Black Girls Box Blog

founder  makeba reed-johnson, mph candidate, mpa, bsw, Mental health Advocate

Black Girls Box founder and owner, Makeba Reed-Johnson has been in health and fitness for over 20 years.With a history of teaching fitness formats including fitness boxing, boot camp, weight training, aqua fitness, swimming for fitness, indoor cycling and group running.After teaching group fitness classes, boot camps, and fitness boxing for  nearly twenty years, Makeba signed up for a charity boxing match called Corporate Fight Night sponsored by Terri Moss, Owner of Buckhead Fight Club in Atlanta. "It was one of the most exciting, terrifying, rewarding experience of my life", says Makeba. "I'm a mental health advocate and I chose to fight to raise money to bring mental health awareness to the African American community. The training was the toughest workouts that I had ever been through. But what was most difficult was the mental challenge. Boxing makes you look deep within yourself and ask 'how tough am I, really? How do I push myself through tough times?"

Makeba's fight was August, 2013 where she lost by decision. "It's a funny thing...I learned that night that no one ever really loses a boxing match. It takes tremendous courage to put on head gear and and mouth piece and step into a ring where you and someone else have permission to physically destroy one another. A lot of people talk about boxing, but it takes a warrior to step into the ring."

That experience changed Makeba's life. She continued to train and added running and swimming to her schedule. She also began studying for her second Master's degree in Public Health to pursue her passion to bring mental health awareness to the African American community. "Boxing helped me tremendously with my mental clarity. I wanted to pursue my education and begin teaching the importance of exercise and mental health. The connection was clear."

Although Makeba had been teaching fitness boxing for several years, training in the ring and doing mitt work changed the way she began to teach her classes. She began to incorporate more mitt work in her classes and her students responded. "They began asking me where they could get gloves and how to put on hand wraps. I invited several people who I used to run and lift weights  with to join me in the boxing gym. They all agreed it was the toughest workout they had ever had."

"I began teaching my exercise participants what I had learned when I was training. What I loved so much about boxing was that where weight was concerned, the emphasis was not on the number soley for the number. Your weight is all about your weight class. I had to gain weight to be able to fight my appointment. What was empowering is that weight had to do more about your division and about your physical performance - not about how you looked. Women need that."

After gaining a strong following of avid boxing enthusiasts ranging in age from 18 to 62, Makeba founded Black Girls Box in March of 2015. "I had a lot of guys who wanted to train with me which says a lot. I would think most guys would want a male boxing trainer. I was honored to have men wanted to do mitt work with me. That showed me that I had earned their respect." Makeba continues, "But I really wanted to focus on women of color. When I worked with them, we would always have these deep conversations after their training. They would open up about their depression, anxiety, and other problems. I was beginning to realize the importance of being able to physically hit something in a safe environment. It relieves stress and is very empowering. We don't get to release aggression the way guys do with football. We need this. Both physically and mentally.

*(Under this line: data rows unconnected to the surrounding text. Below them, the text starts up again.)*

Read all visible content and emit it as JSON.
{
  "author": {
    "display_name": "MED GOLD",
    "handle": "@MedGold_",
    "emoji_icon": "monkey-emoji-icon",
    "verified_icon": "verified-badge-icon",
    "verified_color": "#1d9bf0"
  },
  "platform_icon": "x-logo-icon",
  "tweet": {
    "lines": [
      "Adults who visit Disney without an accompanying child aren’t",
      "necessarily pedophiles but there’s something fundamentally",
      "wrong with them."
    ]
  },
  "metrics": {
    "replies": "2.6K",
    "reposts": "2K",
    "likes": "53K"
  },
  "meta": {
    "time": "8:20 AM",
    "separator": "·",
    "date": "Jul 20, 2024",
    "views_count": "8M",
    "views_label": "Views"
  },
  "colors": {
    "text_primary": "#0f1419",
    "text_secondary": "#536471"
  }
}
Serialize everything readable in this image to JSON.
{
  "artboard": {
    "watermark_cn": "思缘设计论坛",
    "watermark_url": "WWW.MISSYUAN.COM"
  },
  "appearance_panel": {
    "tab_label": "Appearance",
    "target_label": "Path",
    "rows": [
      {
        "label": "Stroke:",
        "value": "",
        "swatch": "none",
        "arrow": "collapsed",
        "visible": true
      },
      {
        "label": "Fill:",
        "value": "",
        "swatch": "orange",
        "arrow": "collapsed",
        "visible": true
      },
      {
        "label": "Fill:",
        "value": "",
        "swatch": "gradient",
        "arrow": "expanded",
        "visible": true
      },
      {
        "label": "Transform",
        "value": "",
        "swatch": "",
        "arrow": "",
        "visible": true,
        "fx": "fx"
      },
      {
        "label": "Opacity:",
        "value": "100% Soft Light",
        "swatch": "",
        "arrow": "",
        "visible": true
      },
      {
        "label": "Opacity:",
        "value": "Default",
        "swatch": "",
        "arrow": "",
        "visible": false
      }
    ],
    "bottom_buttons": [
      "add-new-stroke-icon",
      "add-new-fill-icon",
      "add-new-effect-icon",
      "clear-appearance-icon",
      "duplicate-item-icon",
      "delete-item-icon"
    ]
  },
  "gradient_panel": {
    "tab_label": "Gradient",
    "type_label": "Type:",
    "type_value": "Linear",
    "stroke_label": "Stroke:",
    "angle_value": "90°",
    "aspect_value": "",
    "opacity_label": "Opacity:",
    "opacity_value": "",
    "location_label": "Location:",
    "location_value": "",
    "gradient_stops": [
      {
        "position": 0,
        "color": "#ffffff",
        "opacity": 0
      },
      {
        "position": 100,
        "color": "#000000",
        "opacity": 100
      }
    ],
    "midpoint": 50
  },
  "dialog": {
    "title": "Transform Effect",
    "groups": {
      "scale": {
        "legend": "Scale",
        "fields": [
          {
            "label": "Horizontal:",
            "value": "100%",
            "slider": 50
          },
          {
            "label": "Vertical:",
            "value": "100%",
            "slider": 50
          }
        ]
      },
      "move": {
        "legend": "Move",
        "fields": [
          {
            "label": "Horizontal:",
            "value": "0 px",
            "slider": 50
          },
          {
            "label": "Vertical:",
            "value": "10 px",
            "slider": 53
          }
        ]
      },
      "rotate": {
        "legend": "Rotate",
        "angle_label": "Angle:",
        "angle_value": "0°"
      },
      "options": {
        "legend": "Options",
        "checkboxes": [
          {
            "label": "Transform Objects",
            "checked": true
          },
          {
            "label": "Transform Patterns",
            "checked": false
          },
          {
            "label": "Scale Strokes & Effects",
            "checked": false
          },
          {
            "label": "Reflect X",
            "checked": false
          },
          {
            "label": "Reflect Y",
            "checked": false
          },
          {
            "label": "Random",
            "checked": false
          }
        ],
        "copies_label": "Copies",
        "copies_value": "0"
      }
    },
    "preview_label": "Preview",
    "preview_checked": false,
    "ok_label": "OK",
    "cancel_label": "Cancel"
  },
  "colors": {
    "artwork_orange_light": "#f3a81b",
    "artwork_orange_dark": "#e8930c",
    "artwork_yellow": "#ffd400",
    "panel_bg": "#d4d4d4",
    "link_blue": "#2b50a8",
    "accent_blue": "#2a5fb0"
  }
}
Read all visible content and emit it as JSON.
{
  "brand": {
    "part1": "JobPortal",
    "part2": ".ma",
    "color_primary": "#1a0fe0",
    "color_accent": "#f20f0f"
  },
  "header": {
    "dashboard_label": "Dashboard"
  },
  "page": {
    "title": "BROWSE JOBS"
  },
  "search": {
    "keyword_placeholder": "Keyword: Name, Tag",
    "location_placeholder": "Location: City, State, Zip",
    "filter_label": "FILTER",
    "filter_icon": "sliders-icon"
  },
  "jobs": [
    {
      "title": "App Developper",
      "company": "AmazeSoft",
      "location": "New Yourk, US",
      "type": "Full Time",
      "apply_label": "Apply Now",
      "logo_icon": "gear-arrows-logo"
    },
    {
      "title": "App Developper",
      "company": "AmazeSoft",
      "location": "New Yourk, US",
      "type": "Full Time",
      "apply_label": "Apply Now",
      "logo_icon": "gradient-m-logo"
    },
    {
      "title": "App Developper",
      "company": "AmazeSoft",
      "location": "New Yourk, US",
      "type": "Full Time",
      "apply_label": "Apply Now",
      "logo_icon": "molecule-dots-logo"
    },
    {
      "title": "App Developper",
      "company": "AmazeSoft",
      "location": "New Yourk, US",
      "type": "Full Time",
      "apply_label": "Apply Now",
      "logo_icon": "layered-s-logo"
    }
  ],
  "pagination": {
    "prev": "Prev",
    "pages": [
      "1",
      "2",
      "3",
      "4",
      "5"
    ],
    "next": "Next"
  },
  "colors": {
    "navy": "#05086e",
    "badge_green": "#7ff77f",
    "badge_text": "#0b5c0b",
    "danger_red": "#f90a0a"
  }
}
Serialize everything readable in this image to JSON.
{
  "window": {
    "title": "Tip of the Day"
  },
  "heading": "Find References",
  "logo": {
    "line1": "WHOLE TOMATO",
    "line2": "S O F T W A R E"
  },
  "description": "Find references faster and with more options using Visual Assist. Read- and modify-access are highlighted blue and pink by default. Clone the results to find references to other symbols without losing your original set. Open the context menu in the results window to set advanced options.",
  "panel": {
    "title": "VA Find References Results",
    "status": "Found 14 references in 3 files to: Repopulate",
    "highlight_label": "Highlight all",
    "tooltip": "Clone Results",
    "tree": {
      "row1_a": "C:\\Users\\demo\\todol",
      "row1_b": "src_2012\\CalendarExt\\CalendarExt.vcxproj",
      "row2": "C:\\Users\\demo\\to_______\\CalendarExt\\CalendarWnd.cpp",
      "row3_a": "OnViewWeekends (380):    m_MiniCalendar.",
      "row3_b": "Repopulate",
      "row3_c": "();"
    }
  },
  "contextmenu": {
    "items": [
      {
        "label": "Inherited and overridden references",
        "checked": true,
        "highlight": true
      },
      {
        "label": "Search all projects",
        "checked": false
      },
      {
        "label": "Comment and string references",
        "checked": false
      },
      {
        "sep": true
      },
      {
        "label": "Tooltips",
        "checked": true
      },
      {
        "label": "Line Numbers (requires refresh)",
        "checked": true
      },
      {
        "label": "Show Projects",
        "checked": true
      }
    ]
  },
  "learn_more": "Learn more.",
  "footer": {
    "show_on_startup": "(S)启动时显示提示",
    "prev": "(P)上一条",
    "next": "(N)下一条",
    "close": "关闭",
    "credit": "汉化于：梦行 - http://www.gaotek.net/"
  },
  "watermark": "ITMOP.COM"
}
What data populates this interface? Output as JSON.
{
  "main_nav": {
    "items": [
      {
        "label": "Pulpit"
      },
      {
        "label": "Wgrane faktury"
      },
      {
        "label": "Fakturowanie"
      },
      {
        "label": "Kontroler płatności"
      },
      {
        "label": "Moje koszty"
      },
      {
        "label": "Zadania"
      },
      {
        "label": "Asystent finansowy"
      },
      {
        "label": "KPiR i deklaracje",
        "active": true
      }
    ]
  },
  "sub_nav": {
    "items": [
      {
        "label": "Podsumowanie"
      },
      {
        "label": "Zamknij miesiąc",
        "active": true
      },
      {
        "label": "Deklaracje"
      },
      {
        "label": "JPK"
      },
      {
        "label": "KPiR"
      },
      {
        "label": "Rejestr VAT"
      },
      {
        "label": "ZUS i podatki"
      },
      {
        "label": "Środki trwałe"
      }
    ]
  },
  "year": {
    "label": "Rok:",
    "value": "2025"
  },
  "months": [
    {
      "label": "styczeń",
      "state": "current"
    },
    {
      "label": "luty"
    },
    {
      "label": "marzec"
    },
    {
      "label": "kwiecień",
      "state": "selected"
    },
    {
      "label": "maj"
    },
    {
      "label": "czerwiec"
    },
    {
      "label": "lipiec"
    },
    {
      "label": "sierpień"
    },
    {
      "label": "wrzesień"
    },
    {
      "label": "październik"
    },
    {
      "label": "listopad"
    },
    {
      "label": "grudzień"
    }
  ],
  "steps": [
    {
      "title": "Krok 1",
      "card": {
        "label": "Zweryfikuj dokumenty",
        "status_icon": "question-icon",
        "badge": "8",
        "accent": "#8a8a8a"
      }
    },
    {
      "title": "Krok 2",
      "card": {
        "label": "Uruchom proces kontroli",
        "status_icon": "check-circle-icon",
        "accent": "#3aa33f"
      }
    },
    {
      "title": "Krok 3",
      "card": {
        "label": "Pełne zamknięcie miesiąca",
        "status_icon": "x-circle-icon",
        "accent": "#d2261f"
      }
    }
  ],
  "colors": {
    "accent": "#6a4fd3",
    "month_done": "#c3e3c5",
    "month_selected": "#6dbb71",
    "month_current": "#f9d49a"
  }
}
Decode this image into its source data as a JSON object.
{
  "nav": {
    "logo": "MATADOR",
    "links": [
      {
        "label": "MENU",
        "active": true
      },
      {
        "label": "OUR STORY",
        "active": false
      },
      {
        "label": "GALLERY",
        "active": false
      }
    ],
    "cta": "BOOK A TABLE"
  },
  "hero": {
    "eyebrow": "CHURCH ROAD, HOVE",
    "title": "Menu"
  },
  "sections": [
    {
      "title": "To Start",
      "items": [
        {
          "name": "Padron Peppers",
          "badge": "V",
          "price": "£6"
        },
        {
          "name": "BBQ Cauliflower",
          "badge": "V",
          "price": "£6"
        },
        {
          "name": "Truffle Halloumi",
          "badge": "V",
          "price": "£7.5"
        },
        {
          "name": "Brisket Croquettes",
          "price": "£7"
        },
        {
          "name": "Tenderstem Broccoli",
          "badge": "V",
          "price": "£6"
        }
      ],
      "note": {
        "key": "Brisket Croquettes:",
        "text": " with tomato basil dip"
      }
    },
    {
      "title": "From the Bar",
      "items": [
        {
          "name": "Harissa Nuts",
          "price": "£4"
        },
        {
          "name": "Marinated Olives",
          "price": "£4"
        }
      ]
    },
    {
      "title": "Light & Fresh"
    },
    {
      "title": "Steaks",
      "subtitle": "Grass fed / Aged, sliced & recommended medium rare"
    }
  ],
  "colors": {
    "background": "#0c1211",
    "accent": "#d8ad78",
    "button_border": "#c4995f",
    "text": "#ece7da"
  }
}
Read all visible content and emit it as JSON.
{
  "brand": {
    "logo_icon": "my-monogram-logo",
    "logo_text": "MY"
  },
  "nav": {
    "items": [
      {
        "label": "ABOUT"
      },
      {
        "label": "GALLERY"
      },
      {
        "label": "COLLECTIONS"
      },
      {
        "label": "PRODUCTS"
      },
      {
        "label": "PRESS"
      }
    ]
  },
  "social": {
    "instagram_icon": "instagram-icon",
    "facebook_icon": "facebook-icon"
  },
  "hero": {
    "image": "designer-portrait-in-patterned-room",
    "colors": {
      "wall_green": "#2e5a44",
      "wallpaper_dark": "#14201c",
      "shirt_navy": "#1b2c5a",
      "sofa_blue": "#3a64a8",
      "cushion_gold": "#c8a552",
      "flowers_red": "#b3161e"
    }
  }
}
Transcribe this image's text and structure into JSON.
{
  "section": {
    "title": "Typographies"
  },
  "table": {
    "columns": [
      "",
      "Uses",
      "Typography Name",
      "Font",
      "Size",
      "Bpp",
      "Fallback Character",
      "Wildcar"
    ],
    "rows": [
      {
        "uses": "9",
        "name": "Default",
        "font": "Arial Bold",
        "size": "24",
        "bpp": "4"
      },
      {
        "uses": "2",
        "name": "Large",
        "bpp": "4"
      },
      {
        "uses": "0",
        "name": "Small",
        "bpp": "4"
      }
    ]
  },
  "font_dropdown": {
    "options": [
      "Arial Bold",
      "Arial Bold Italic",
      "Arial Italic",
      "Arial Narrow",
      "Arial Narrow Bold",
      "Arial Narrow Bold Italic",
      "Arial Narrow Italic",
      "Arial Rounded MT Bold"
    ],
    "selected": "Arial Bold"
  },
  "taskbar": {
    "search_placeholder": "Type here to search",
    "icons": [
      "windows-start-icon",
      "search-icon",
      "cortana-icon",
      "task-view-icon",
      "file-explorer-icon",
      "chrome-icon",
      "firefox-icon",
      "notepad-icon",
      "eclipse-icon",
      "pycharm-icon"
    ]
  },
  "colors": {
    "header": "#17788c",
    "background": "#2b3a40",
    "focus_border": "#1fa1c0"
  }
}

Makeba will be finishing up her degree in Public Health at the end of 2015. "I plan on getting back into fighting when I'm finished with this program. Fighting is not for everyone, but I enjoy it. It prods my weaknesses. In the meantime, I want to encourage women to train with me or join a local gym. There are a lot of really good gyms in Atlanta. I want to encourage gym owners and trainers to welcome women who are interested in boxing and be patient with their progress. It's a tough sport, but with the right trainer and supportive people around you, it really adds a lot to your life."